▸ SOURCE RECORDS

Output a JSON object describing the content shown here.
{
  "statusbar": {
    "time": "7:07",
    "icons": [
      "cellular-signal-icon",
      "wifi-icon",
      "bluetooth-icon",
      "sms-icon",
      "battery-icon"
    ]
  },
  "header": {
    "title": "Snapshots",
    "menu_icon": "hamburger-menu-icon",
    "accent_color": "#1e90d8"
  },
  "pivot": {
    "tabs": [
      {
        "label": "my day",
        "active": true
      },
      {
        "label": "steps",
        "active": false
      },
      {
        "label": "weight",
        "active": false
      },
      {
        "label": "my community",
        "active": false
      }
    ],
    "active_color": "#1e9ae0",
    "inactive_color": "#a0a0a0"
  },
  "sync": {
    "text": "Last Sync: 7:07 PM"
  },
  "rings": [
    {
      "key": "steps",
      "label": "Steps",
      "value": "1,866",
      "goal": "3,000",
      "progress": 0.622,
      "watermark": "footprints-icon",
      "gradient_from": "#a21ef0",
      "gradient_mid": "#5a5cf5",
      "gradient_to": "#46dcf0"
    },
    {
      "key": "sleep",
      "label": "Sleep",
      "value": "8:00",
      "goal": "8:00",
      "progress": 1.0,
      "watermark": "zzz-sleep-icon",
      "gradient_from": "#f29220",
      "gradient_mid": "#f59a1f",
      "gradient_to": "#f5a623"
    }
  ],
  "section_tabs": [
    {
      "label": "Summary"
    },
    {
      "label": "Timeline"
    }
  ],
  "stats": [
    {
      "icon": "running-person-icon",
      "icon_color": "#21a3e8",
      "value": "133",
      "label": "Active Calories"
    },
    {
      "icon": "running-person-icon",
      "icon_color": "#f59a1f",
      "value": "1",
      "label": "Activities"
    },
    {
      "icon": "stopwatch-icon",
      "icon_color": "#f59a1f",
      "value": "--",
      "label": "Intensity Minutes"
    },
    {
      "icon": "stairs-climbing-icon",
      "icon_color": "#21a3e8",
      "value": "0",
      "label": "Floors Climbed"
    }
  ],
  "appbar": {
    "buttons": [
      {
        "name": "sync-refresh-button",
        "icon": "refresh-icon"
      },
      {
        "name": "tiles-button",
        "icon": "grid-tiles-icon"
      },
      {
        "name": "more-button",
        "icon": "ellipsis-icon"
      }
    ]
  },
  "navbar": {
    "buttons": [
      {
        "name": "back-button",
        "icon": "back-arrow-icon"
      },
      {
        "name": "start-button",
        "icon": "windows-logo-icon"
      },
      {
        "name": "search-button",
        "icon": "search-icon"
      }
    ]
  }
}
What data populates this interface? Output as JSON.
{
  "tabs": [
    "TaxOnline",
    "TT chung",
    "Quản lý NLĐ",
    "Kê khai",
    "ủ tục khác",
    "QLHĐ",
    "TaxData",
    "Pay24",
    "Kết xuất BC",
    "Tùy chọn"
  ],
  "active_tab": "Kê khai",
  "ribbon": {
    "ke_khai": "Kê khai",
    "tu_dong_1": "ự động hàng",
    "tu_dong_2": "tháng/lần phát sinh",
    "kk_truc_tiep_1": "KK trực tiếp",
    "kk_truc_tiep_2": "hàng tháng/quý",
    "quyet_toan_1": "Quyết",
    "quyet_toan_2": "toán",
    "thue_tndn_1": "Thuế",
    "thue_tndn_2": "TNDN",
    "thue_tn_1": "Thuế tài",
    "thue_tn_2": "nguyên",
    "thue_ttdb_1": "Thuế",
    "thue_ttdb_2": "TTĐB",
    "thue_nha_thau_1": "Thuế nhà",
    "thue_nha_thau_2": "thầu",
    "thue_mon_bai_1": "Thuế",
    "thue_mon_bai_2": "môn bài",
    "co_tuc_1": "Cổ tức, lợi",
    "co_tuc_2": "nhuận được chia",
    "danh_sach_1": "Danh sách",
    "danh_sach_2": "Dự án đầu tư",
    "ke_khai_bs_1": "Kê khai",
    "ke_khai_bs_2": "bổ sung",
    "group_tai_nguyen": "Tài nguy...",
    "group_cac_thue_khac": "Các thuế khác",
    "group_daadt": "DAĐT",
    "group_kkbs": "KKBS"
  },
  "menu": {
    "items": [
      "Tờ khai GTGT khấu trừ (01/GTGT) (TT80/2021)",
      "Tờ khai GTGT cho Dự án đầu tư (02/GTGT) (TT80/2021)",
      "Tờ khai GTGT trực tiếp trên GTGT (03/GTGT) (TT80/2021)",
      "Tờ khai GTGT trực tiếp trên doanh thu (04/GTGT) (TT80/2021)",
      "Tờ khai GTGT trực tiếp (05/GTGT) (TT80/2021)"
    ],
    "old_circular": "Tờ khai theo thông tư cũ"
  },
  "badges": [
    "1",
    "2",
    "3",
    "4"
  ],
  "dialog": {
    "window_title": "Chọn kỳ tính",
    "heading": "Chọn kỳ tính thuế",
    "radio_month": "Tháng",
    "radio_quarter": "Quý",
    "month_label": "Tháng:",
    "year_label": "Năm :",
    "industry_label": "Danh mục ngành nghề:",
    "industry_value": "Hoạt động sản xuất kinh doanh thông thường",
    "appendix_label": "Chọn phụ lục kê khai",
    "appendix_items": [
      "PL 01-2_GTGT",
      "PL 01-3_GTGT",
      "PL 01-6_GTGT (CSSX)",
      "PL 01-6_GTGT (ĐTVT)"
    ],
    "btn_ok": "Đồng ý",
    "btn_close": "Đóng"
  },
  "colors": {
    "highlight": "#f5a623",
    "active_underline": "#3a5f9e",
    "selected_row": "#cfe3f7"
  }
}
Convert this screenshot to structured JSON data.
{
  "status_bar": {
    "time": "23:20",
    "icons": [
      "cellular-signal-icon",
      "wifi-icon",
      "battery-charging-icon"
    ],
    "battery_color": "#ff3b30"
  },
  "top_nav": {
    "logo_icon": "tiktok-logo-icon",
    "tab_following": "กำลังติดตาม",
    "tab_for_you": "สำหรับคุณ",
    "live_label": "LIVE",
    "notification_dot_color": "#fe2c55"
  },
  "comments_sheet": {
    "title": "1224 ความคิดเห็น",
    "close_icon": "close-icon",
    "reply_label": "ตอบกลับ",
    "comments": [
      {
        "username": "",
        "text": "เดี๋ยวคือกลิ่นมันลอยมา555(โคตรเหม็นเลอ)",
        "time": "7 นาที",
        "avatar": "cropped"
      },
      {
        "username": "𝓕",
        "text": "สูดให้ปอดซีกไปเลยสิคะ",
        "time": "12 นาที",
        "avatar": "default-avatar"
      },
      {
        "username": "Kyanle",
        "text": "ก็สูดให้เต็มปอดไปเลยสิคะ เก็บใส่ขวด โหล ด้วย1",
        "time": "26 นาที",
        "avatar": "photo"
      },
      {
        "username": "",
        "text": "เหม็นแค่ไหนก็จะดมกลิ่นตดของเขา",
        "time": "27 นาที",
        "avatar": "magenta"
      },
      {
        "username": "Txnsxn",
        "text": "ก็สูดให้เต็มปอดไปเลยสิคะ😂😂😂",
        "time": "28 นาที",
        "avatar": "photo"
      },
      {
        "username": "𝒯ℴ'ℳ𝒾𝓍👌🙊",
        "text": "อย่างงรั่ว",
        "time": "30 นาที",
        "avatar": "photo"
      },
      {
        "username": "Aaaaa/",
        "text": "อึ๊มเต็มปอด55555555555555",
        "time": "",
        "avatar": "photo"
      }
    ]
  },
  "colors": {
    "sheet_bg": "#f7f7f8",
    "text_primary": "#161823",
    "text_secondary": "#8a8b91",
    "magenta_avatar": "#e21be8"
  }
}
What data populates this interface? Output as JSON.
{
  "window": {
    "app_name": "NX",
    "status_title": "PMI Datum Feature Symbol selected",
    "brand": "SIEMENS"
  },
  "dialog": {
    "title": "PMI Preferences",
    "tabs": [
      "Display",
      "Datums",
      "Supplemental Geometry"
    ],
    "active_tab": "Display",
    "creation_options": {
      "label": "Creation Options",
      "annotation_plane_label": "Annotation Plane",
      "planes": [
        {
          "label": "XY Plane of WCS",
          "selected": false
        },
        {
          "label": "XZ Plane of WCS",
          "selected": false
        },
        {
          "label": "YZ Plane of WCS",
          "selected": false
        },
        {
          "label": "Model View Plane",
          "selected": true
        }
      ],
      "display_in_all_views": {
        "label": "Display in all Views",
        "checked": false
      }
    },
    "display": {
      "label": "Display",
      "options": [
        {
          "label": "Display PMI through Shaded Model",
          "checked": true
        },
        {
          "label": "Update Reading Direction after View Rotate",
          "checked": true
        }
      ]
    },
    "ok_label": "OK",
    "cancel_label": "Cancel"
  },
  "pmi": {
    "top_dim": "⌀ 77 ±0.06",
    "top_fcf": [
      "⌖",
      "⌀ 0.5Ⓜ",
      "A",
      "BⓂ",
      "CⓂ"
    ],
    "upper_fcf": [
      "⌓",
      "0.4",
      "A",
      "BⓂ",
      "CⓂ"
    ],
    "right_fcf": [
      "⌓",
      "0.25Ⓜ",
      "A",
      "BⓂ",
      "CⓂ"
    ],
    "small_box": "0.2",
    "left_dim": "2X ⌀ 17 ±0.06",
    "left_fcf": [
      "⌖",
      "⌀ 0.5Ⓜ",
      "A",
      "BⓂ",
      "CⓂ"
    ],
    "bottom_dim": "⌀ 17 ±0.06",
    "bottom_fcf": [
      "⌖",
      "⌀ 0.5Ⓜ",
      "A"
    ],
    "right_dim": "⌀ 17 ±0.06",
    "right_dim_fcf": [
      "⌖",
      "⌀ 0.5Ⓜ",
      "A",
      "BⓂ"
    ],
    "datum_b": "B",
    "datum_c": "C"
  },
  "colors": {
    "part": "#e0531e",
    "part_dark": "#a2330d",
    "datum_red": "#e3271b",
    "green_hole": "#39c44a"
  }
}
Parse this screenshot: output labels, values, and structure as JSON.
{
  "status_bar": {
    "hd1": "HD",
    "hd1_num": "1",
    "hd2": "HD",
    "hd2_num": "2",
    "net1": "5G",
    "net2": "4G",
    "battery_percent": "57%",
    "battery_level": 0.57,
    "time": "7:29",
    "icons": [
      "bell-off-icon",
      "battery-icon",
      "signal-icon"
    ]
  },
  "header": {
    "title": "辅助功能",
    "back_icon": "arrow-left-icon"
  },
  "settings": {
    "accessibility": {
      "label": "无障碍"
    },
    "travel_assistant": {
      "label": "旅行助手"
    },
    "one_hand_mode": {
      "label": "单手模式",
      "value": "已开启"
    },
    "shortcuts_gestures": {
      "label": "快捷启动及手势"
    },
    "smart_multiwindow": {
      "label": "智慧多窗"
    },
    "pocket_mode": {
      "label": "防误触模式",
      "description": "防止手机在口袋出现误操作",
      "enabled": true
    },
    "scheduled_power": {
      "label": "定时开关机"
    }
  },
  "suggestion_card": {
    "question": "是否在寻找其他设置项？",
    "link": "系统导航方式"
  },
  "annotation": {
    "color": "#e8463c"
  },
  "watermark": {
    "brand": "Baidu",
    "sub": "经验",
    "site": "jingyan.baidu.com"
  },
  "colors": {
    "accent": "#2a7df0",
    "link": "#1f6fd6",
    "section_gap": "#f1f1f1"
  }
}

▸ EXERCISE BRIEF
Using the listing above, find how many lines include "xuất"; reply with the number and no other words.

▸ EXPECTED OUTPUT
2